§ **WORK TO BE COMPLETED**:
From top to bottom, return the listing exactly as it appears, omitting its images.

§ **RECORDS SHOWN**:
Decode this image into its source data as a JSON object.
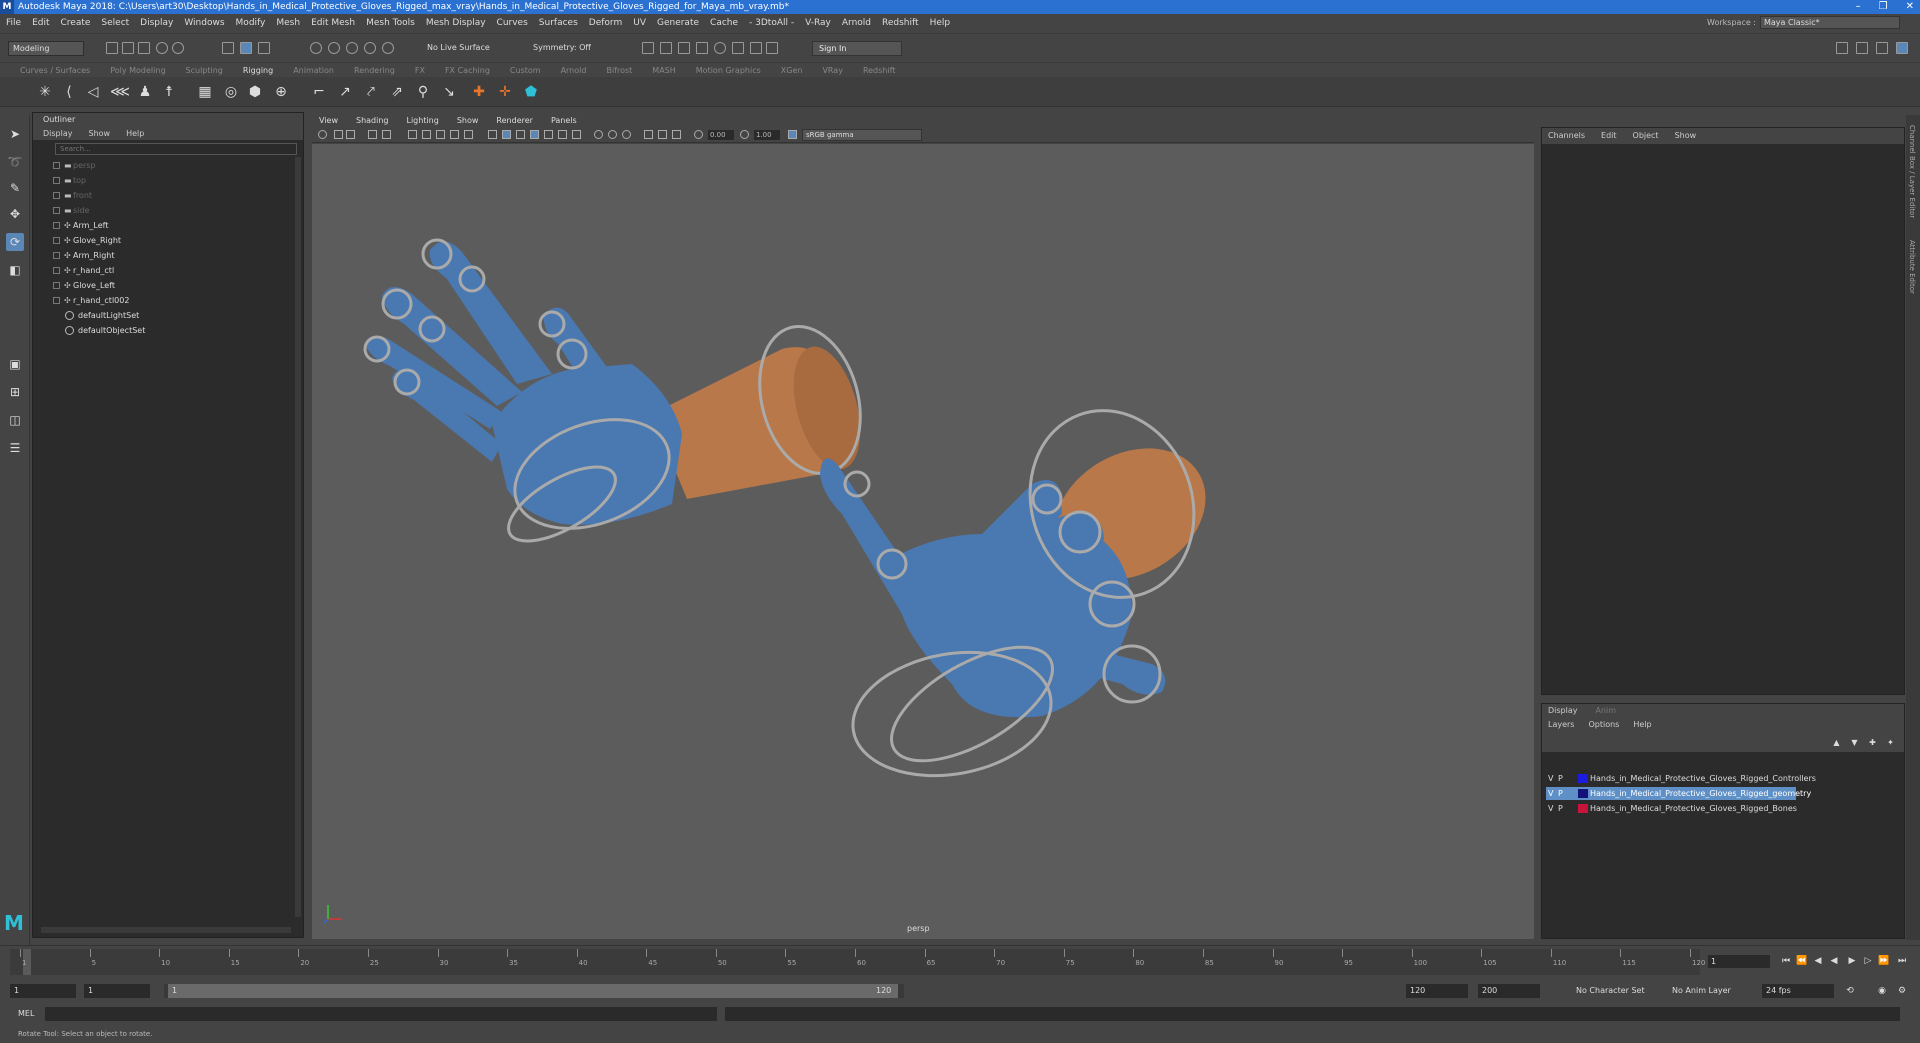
{
  "window": {
    "title": "Autodesk Maya 2018: C:\\Users\\art30\\Desktop\\Hands_in_Medical_Protective_Gloves_Rigged_max_vray\\Hands_in_Medical_Protective_Gloves_Rigged_for_Maya_mb_vray.mb*",
    "controls": [
      "–",
      "❐",
      "✕"
    ]
  },
  "menubar": {
    "items": [
      "File",
      "Edit",
      "Create",
      "Select",
      "Display",
      "Windows",
      "Modify",
      "Mesh",
      "Edit Mesh",
      "Mesh Tools",
      "Mesh Display",
      "Curves",
      "Surfaces",
      "Deform",
      "UV",
      "Generate",
      "Cache",
      "- 3DtoAll -",
      "V-Ray",
      "Arnold",
      "Redshift",
      "Help"
    ],
    "workspace_label": "Workspace :",
    "workspace_value": "Maya Classic*"
  },
  "statusline": {
    "mode": "Modeling",
    "live_surface": "No Live Surface",
    "symmetry": "Symmetry: Off",
    "sign_in": "Sign In"
  },
  "shelf": {
    "tabs": [
      "Curves / Surfaces",
      "Poly Modeling",
      "Sculpting",
      "Rigging",
      "Animation",
      "Rendering",
      "FX",
      "FX Caching",
      "Custom",
      "Arnold",
      "Bifrost",
      "MASH",
      "Motion Graphics",
      "XGen",
      "VRay",
      "Redshift"
    ],
    "active_tab": "Rigging"
  },
  "outliner": {
    "title": "Outliner",
    "menu": [
      "Display",
      "Show",
      "Help"
    ],
    "search_placeholder": "Search...",
    "cameras": [
      "persp",
      "top",
      "front",
      "side"
    ],
    "nodes": [
      "Arm_Left",
      "Glove_Right",
      "Arm_Right",
      "r_hand_ctl",
      "Glove_Left",
      "r_hand_ctl002"
    ],
    "sets": [
      "defaultLightSet",
      "defaultObjectSet"
    ]
  },
  "viewport": {
    "menu": [
      "View",
      "Shading",
      "Lighting",
      "Show",
      "Renderer",
      "Panels"
    ],
    "exposure": "0.00",
    "gamma": "1.00",
    "color_space": "sRGB gamma",
    "camera": "persp"
  },
  "channelbox": {
    "menu": [
      "Channels",
      "Edit",
      "Object",
      "Show"
    ]
  },
  "layer_editor": {
    "tabs": [
      "Display",
      "Anim"
    ],
    "menu": [
      "Layers",
      "Options",
      "Help"
    ],
    "layers": [
      {
        "v": "V",
        "p": "P",
        "color": "#1c1ce0",
        "name": "Hands_in_Medical_Protective_Gloves_Rigged_Controllers"
      },
      {
        "v": "V",
        "p": "P",
        "color": "#12127a",
        "name": "Hands_in_Medical_Protective_Gloves_Rigged_geometry"
      },
      {
        "v": "V",
        "p": "P",
        "color": "#c8143c",
        "name": "Hands_in_Medical_Protective_Gloves_Rigged_Bones"
      }
    ]
  },
  "right_strip": {
    "labels": [
      "Channel Box / Layer Editor",
      "Attribute Editor"
    ]
  },
  "timeslider": {
    "ticks": [
      "1",
      "5",
      "10",
      "15",
      "20",
      "25",
      "30",
      "35",
      "40",
      "45",
      "50",
      "55",
      "60",
      "65",
      "70",
      "75",
      "80",
      "85",
      "90",
      "95",
      "100",
      "105",
      "110",
      "115",
      "120"
    ],
    "current_frame": "1"
  },
  "rangeslider": {
    "start": "1",
    "anim_start": "1",
    "handle_start": "1",
    "handle_end": "120",
    "range_end": "120",
    "anim_end": "200",
    "character_set": "No Character Set",
    "anim_layer": "No Anim Layer",
    "fps": "24 fps"
  },
  "cmdline": {
    "label": "MEL"
  },
  "helpline": {
    "text": "Rotate Tool: Select an object to rotate."
  },
  "colors": {
    "glove": "#4a78b0",
    "skin": "#b8784a",
    "viewport_bg": "#5c5c5c",
    "selection": "#5e8fc6",
    "title_bar": "#2b71d2"
  }
}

§ **WRITTEN ANSWER**:
Decode this image into its source data as a JSON object.
{
  "window": {
    "title": "Autodesk Maya 2018: C:\\Users\\art30\\Desktop\\Hands_in_Medical_Protective_Gloves_Rigged_max_vray\\Hands_in_Medical_Protective_Gloves_Rigged_for_Maya_mb_vray.mb*",
    "controls": [
      "–",
      "❐",
      "✕"
    ]
  },
  "menubar": {
    "items": [
      "File",
      "Edit",
      "Create",
      "Select",
      "Display",
      "Windows",
      "Modify",
      "Mesh",
      "Edit Mesh",
      "Mesh Tools",
      "Mesh Display",
      "Curves",
      "Surfaces",
      "Deform",
      "UV",
      "Generate",
      "Cache",
      "- 3DtoAll -",
      "V-Ray",
      "Arnold",
      "Redshift",
      "Help"
    ],
    "workspace_label": "Workspace :",
    "workspace_value": "Maya Classic*"
  },
  "statusline": {
    "mode": "Modeling",
    "live_surface": "No Live Surface",
    "symmetry": "Symmetry: Off",
    "sign_in": "Sign In"
  },
  "shelf": {
    "tabs": [
      "Curves / Surfaces",
      "Poly Modeling",
      "Sculpting",
      "Rigging",
      "Animation",
      "Rendering",
      "FX",
      "FX Caching",
      "Custom",
      "Arnold",
      "Bifrost",
      "MASH",
      "Motion Graphics",
      "XGen",
      "VRay",
      "Redshift"
    ],
    "active_tab": "Rigging"
  },
  "outliner": {
    "title": "Outliner",
    "menu": [
      "Display",
      "Show",
      "Help"
    ],
    "search_placeholder": "Search...",
    "cameras": [
      "persp",
      "top",
      "front",
      "side"
    ],
    "nodes": [
      "Arm_Left",
      "Glove_Right",
      "Arm_Right",
      "r_hand_ctl",
      "Glove_Left",
      "r_hand_ctl002"
    ],
    "sets": [
      "defaultLightSet",
      "defaultObjectSet"
    ]
  },
  "viewport": {
    "menu": [
      "View",
      "Shading",
      "Lighting",
      "Show",
      "Renderer",
      "Panels"
    ],
    "exposure": "0.00",
    "gamma": "1.00",
    "color_space": "sRGB gamma",
    "camera": "persp"
  },
  "channelbox": {
    "menu": [
      "Channels",
      "Edit",
      "Object",
      "Show"
    ]
  },
  "layer_editor": {
    "tabs": [
      "Display",
      "Anim"
    ],
    "menu": [
      "Layers",
      "Options",
      "Help"
    ],
    "layers": [
      {
        "v": "V",
        "p": "P",
        "color": "#1c1ce0",
        "name": "Hands_in_Medical_Protective_Gloves_Rigged_Controllers"
      },
      {
        "v": "V",
        "p": "P",
        "color": "#12127a",
        "name": "Hands_in_Medical_Protective_Gloves_Rigged_geometry"
      },
      {
        "v": "V",
        "p": "P",
        "color": "#c8143c",
        "name": "Hands_in_Medical_Protective_Gloves_Rigged_Bones"
      }
    ]
  },
  "right_strip": {
    "labels": [
      "Channel Box / Layer Editor",
      "Attribute Editor"
    ]
  },
  "timeslider": {
    "ticks": [
      "1",
      "5",
      "10",
      "15",
      "20",
      "25",
      "30",
      "35",
      "40",
      "45",
      "50",
      "55",
      "60",
      "65",
      "70",
      "75",
      "80",
      "85",
      "90",
      "95",
      "100",
      "105",
      "110",
      "115",
      "120"
    ],
    "current_frame": "1"
  },
  "rangeslider": {
    "start": "1",
    "anim_start": "1",
    "handle_start": "1",
    "handle_end": "120",
    "range_end": "120",
    "anim_end": "200",
    "character_set": "No Character Set",
    "anim_layer": "No Anim Layer",
    "fps": "24 fps"
  },
  "cmdline": {
    "label": "MEL"
  },
  "helpline": {
    "text": "Rotate Tool: Select an object to rotate."
  },
  "colors": {
    "glove": "#4a78b0",
    "skin": "#b8784a",
    "viewport_bg": "#5c5c5c",
    "selection": "#5e8fc6",
    "title_bar": "#2b71d2"
  }
}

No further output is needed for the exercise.